BEGIN The input

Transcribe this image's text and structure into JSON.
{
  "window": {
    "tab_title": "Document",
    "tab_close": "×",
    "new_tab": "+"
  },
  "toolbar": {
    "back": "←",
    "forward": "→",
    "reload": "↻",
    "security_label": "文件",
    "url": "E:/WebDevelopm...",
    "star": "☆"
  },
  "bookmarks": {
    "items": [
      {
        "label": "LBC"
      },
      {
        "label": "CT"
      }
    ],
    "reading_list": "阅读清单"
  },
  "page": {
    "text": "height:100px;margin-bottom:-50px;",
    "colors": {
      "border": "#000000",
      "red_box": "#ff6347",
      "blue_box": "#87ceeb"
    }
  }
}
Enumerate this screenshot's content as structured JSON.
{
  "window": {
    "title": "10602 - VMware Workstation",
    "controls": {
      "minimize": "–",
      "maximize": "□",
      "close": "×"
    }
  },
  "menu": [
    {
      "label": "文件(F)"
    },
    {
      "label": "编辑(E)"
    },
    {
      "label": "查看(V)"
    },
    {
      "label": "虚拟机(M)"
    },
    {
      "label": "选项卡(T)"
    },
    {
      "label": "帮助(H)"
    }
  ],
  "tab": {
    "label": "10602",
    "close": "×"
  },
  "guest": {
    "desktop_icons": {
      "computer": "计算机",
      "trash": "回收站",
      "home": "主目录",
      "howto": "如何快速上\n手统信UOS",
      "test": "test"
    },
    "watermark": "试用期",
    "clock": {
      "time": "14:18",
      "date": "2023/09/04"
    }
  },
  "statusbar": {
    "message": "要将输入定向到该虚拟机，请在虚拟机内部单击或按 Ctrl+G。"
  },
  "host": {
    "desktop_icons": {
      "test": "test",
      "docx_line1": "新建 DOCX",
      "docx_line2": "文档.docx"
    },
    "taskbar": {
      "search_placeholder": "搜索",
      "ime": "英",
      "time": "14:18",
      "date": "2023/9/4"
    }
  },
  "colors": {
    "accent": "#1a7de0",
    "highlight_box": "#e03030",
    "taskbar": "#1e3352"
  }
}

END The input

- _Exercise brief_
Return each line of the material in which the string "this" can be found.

- _Exercise solution_
Transcribe this image's text and structure into JSON.
Enumerate this screenshot's content as structured JSON.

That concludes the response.